#### SOURCE DATA ####
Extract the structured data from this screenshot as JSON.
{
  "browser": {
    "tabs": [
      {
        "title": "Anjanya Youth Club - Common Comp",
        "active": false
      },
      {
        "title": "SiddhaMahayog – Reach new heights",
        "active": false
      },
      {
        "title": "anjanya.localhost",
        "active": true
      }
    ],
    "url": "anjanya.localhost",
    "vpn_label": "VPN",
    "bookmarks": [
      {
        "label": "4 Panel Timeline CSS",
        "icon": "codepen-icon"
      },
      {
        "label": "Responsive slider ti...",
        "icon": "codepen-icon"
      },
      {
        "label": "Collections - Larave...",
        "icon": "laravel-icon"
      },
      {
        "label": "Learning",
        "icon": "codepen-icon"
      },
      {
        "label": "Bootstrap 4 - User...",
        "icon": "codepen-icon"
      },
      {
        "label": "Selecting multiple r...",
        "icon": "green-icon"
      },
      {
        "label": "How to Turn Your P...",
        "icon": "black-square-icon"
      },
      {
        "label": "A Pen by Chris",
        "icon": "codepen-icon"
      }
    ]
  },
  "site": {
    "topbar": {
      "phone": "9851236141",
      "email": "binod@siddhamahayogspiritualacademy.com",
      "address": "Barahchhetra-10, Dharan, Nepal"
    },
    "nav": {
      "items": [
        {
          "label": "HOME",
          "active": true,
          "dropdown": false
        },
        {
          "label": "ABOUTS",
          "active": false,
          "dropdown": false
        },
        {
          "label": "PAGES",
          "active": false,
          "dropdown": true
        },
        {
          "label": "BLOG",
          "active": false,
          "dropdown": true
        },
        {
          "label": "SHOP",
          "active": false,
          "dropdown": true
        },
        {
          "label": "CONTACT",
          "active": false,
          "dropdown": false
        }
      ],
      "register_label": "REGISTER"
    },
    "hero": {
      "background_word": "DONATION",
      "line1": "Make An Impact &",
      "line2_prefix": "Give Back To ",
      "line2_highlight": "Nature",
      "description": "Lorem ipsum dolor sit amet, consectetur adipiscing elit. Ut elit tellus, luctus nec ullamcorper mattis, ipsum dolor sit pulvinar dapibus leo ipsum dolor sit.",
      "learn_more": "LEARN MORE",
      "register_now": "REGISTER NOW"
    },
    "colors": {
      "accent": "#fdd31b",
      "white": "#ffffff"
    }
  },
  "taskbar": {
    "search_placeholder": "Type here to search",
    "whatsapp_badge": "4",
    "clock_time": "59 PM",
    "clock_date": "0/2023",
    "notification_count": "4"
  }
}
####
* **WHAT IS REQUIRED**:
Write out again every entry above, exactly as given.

* **RESULT OF THIS EXERCISE**:
Extract the structured data from this screenshot as JSON.
{
  "browser": {
    "tabs": [
      {
        "title": "Anjanya Youth Club - Common Comp",
        "active": false
      },
      {
        "title": "SiddhaMahayog – Reach new heights",
        "active": false
      },
      {
        "title": "anjanya.localhost",
        "active": true
      }
    ],
    "url": "anjanya.localhost",
    "vpn_label": "VPN",
    "bookmarks": [
      {
        "label": "4 Panel Timeline CSS",
        "icon": "codepen-icon"
      },
      {
        "label": "Responsive slider ti...",
        "icon": "codepen-icon"
      },
      {
        "label": "Collections - Larave...",
        "icon": "laravel-icon"
      },
      {
        "label": "Learning",
        "icon": "codepen-icon"
      },
      {
        "label": "Bootstrap 4 - User...",
        "icon": "codepen-icon"
      },
      {
        "label": "Selecting multiple r...",
        "icon": "green-icon"
      },
      {
        "label": "How to Turn Your P...",
        "icon": "black-square-icon"
      },
      {
        "label": "A Pen by Chris",
        "icon": "codepen-icon"
      }
    ]
  },
  "site": {
    "topbar": {
      "phone": "9851236141",
      "email": "binod@siddhamahayogspiritualacademy.com",
      "address": "Barahchhetra-10, Dharan, Nepal"
    },
    "nav": {
      "items": [
        {
          "label": "HOME",
          "active": true,
          "dropdown": false
        },
        {
          "label": "ABOUTS",
          "active": false,
          "dropdown": false
        },
        {
          "label": "PAGES",
          "active": false,
          "dropdown": true
        },
        {
          "label": "BLOG",
          "active": false,
          "dropdown": true
        },
        {
          "label": "SHOP",
          "active": false,
          "dropdown": true
        },
        {
          "label": "CONTACT",
          "active": false,
          "dropdown": false
        }
      ],
      "register_label": "REGISTER"
    },
    "hero": {
      "background_word": "DONATION",
      "line1": "Make An Impact &",
      "line2_prefix": "Give Back To ",
      "line2_highlight": "Nature",
      "description": "Lorem ipsum dolor sit amet, consectetur adipiscing elit. Ut elit tellus, luctus nec ullamcorper mattis, ipsum dolor sit pulvinar dapibus leo ipsum dolor sit.",
      "learn_more": "LEARN MORE",
      "register_now": "REGISTER NOW"
    },
    "colors": {
      "accent": "#fdd31b",
      "white": "#ffffff"
    }
  },
  "taskbar": {
    "search_placeholder": "Type here to search",
    "whatsapp_badge": "4",
    "clock_time": "59 PM",
    "clock_date": "0/2023",
    "notification_count": "4"
  }
}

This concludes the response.